Work item ::
Word for word, restate all of the data shown below.

[Dataset rows describing interfaces]
★ ★ ★ ★

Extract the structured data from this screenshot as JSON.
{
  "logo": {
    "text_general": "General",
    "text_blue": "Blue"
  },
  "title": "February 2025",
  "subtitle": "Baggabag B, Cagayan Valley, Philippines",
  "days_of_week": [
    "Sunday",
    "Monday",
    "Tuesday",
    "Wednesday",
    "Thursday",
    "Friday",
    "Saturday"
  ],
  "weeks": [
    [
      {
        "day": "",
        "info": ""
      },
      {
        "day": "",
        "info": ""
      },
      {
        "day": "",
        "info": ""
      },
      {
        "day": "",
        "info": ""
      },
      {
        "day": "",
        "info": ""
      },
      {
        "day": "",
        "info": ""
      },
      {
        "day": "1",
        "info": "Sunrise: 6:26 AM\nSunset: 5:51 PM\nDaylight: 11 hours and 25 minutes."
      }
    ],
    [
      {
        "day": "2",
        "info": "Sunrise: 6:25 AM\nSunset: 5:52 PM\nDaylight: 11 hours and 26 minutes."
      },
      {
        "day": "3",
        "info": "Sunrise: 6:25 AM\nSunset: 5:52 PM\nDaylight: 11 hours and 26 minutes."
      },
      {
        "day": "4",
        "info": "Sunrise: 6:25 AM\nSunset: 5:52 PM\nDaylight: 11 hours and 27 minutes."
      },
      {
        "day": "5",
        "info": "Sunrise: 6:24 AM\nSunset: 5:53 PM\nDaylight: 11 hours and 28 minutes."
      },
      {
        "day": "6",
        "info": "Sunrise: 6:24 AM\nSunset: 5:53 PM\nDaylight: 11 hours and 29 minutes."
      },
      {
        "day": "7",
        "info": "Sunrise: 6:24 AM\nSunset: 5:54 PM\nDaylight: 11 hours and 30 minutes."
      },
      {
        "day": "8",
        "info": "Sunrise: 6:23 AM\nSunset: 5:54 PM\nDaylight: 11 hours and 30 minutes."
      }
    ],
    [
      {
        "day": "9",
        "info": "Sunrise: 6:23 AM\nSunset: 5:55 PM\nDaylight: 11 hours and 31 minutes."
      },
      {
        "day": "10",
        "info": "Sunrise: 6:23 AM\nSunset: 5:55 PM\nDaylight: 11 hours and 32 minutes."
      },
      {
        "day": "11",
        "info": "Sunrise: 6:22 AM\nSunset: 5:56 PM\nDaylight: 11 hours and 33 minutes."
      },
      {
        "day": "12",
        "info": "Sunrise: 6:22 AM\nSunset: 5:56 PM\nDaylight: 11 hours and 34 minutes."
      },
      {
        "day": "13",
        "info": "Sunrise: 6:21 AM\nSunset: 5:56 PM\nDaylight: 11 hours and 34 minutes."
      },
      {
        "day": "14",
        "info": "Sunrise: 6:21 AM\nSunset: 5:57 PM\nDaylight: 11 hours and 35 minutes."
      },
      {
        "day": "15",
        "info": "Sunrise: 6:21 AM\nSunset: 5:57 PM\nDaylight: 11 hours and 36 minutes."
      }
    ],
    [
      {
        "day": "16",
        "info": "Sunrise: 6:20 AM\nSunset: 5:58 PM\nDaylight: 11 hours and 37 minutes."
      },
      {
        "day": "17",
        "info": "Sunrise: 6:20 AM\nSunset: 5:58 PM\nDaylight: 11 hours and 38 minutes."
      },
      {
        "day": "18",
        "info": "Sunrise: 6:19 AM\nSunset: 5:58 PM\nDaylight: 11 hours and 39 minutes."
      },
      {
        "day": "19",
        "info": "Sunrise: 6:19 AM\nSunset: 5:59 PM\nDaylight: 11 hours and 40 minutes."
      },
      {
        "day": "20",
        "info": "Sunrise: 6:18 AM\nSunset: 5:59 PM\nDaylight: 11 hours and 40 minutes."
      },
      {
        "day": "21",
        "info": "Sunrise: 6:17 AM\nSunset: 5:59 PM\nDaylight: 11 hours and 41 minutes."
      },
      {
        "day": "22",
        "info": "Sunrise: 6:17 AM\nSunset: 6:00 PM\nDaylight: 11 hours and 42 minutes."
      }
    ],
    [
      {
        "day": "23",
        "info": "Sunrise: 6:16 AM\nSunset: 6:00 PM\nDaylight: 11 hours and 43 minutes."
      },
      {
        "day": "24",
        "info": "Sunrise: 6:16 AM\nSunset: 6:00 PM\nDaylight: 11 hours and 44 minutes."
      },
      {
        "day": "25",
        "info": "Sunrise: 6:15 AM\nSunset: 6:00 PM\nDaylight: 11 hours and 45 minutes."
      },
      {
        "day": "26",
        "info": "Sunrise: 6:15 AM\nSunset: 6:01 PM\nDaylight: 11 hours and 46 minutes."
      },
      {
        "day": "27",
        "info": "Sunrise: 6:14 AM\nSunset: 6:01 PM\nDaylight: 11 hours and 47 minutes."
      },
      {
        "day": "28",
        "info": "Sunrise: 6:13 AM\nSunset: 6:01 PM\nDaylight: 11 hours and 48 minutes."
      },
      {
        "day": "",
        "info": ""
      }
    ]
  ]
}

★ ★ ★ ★

Response ::
Extract the structured data from this screenshot as JSON.
{
  "logo": {
    "text_general": "General",
    "text_blue": "Blue"
  },
  "title": "February 2025",
  "subtitle": "Baggabag B, Cagayan Valley, Philippines",
  "days_of_week": [
    "Sunday",
    "Monday",
    "Tuesday",
    "Wednesday",
    "Thursday",
    "Friday",
    "Saturday"
  ],
  "weeks": [
    [
      {
        "day": "",
        "info": ""
      },
      {
        "day": "",
        "info": ""
      },
      {
        "day": "",
        "info": ""
      },
      {
        "day": "",
        "info": ""
      },
      {
        "day": "",
        "info": ""
      },
      {
        "day": "",
        "info": ""
      },
      {
        "day": "1",
        "info": "Sunrise: 6:26 AM\nSunset: 5:51 PM\nDaylight: 11 hours and 25 minutes."
      }
    ],
    [
      {
        "day": "2",
        "info": "Sunrise: 6:25 AM\nSunset: 5:52 PM\nDaylight: 11 hours and 26 minutes."
      },
      {
        "day": "3",
        "info": "Sunrise: 6:25 AM\nSunset: 5:52 PM\nDaylight: 11 hours and 26 minutes."
      },
      {
        "day": "4",
        "info": "Sunrise: 6:25 AM\nSunset: 5:52 PM\nDaylight: 11 hours and 27 minutes."
      },
      {
        "day": "5",
        "info": "Sunrise: 6:24 AM\nSunset: 5:53 PM\nDaylight: 11 hours and 28 minutes."
      },
      {
        "day": "6",
        "info": "Sunrise: 6:24 AM\nSunset: 5:53 PM\nDaylight: 11 hours and 29 minutes."
      },
      {
        "day": "7",
        "info": "Sunrise: 6:24 AM\nSunset: 5:54 PM\nDaylight: 11 hours and 30 minutes."
      },
      {
        "day": "8",
        "info": "Sunrise: 6:23 AM\nSunset: 5:54 PM\nDaylight: 11 hours and 30 minutes."
      }
    ],
    [
      {
        "day": "9",
        "info": "Sunrise: 6:23 AM\nSunset: 5:55 PM\nDaylight: 11 hours and 31 minutes."
      },
      {
        "day": "10",
        "info": "Sunrise: 6:23 AM\nSunset: 5:55 PM\nDaylight: 11 hours and 32 minutes."
      },
      {
        "day": "11",
        "info": "Sunrise: 6:22 AM\nSunset: 5:56 PM\nDaylight: 11 hours and 33 minutes."
      },
      {
        "day": "12",
        "info": "Sunrise: 6:22 AM\nSunset: 5:56 PM\nDaylight: 11 hours and 34 minutes."
      },
      {
        "day": "13",
        "info": "Sunrise: 6:21 AM\nSunset: 5:56 PM\nDaylight: 11 hours and 34 minutes."
      },
      {
        "day": "14",
        "info": "Sunrise: 6:21 AM\nSunset: 5:57 PM\nDaylight: 11 hours and 35 minutes."
      },
      {
        "day": "15",
        "info": "Sunrise: 6:21 AM\nSunset: 5:57 PM\nDaylight: 11 hours and 36 minutes."
      }
    ],
    [
      {
        "day": "16",
        "info": "Sunrise: 6:20 AM\nSunset: 5:58 PM\nDaylight: 11 hours and 37 minutes."
      },
      {
        "day": "17",
        "info": "Sunrise: 6:20 AM\nSunset: 5:58 PM\nDaylight: 11 hours and 38 minutes."
      },
      {
        "day": "18",
        "info": "Sunrise: 6:19 AM\nSunset: 5:58 PM\nDaylight: 11 hours and 39 minutes."
      },
      {
        "day": "19",
        "info": "Sunrise: 6:19 AM\nSunset: 5:59 PM\nDaylight: 11 hours and 40 minutes."
      },
      {
        "day": "20",
        "info": "Sunrise: 6:18 AM\nSunset: 5:59 PM\nDaylight: 11 hours and 40 minutes."
      },
      {
        "day": "21",
        "info": "Sunrise: 6:17 AM\nSunset: 5:59 PM\nDaylight: 11 hours and 41 minutes."
      },
      {
        "day": "22",
        "info": "Sunrise: 6:17 AM\nSunset: 6:00 PM\nDaylight: 11 hours and 42 minutes."
      }
    ],
    [
      {
        "day": "23",
        "info": "Sunrise: 6:16 AM\nSunset: 6:00 PM\nDaylight: 11 hours and 43 minutes."
      },
      {
        "day": "24",
        "info": "Sunrise: 6:16 AM\nSunset: 6:00 PM\nDaylight: 11 hours and 44 minutes."
      },
      {
        "day": "25",
        "info": "Sunrise: 6:15 AM\nSunset: 6:00 PM\nDaylight: 11 hours and 45 minutes."
      },
      {
        "day": "26",
        "info": "Sunrise: 6:15 AM\nSunset: 6:01 PM\nDaylight: 11 hours and 46 minutes."
      },
      {
        "day": "27",
        "info": "Sunrise: 6:14 AM\nSunset: 6:01 PM\nDaylight: 11 hours and 47 minutes."
      },
      {
        "day": "28",
        "info": "Sunrise: 6:13 AM\nSunset: 6:01 PM\nDaylight: 11 hours and 48 minutes."
      },
      {
        "day": "",
        "info": ""
      }
    ]
  ]
}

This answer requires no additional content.